Space X—the American technology company—launched 60 satellites into space in January 2020. Space X
plans to create a network of 12,000 satellites. The company says that the network, known as Starlink, will help
provide better Internet service to remote parts of the world. But astronomers say the growing number of satellites
orbiting the Earth is making it harder for them to observe and learn from the universe.
Satellites are made of metal that reflects sunlight. This makes them show up in the night sky as bright,
slow-moving dots. After the launch, the Starlink satellites appeared in images taken by telescopes and deep-space
cameras as a line of bright lights flying across the sky. Astronomers learn about space by using large telescopes

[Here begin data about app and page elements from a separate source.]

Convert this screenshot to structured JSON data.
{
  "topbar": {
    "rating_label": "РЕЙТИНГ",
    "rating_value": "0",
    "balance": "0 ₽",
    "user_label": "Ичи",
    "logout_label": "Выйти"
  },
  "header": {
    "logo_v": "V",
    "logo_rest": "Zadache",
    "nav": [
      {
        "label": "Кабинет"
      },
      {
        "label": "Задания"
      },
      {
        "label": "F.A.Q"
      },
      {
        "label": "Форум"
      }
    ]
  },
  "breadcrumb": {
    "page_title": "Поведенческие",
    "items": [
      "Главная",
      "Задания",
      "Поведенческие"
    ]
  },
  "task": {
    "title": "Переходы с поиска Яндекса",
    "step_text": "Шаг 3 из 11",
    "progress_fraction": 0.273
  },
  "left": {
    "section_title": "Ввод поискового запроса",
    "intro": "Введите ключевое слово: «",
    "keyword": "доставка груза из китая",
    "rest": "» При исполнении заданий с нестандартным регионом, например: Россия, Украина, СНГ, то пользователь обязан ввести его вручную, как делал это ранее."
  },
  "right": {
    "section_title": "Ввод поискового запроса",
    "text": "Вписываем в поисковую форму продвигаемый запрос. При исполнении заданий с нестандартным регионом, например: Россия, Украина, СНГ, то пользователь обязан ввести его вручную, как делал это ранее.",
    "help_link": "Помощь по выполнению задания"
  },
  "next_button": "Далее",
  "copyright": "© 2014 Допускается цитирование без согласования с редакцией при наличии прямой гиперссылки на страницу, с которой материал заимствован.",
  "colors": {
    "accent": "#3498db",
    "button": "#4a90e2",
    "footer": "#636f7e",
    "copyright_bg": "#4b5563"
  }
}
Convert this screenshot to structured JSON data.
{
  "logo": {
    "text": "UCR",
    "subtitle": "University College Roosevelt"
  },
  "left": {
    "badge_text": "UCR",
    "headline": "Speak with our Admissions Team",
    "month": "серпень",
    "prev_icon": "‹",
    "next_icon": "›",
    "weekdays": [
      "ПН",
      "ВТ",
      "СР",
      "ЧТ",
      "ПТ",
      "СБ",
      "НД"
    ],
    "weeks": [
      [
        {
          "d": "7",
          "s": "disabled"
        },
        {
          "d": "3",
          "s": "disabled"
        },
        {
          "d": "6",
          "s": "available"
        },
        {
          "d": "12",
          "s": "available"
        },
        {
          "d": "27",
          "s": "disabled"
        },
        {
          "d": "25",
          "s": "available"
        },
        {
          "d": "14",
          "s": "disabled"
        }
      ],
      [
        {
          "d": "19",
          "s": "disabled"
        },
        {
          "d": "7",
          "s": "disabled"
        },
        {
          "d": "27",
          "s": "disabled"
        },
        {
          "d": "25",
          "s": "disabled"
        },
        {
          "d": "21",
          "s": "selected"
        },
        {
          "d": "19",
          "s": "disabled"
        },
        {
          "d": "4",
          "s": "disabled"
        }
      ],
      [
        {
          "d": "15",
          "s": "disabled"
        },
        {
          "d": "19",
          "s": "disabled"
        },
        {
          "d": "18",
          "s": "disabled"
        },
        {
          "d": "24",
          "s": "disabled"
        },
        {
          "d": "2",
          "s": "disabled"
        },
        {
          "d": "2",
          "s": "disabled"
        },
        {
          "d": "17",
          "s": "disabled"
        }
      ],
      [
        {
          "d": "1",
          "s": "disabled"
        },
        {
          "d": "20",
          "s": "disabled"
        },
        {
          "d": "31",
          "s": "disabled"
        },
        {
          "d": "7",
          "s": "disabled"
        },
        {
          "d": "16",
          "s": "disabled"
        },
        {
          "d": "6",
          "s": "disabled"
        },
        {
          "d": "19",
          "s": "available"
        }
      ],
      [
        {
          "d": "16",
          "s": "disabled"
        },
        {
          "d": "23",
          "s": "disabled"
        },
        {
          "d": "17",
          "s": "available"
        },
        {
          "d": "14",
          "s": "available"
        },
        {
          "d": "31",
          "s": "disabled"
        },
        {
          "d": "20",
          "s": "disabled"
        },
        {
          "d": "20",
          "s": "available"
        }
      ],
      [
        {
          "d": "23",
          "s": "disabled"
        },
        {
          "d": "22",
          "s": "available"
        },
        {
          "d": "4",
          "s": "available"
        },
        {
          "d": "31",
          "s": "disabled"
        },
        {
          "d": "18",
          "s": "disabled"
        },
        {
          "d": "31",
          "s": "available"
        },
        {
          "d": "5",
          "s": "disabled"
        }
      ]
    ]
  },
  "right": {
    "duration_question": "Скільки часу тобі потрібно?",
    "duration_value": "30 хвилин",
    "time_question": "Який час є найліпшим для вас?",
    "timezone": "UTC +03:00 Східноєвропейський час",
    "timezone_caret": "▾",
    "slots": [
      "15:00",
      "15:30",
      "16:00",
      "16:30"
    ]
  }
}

and special cameras to observe light coming from very far away. The information they collect can help them
understand things like how galaxies are formed or which planets might be able to support life.
Some astronomers also use radio telescopes, which record radio waves coming from space. This makes it
possible to study things that give off low energy and would not show up as light—like dust and gases. In April
2019, astronomers used information collected by several radio telescopes to produce the first image of a black
hole. Large groups of satellites—known as “satellite constellations”—give off radio signals of their own and
reflect radio waves coming from Earth. These extra signals interfere with radio waves coming from further away
in the galaxy. While it might be possible to build satellites with surfaces that don’t reflect light, it will be very
difficult to make satellites that don’t interfere with radio waves.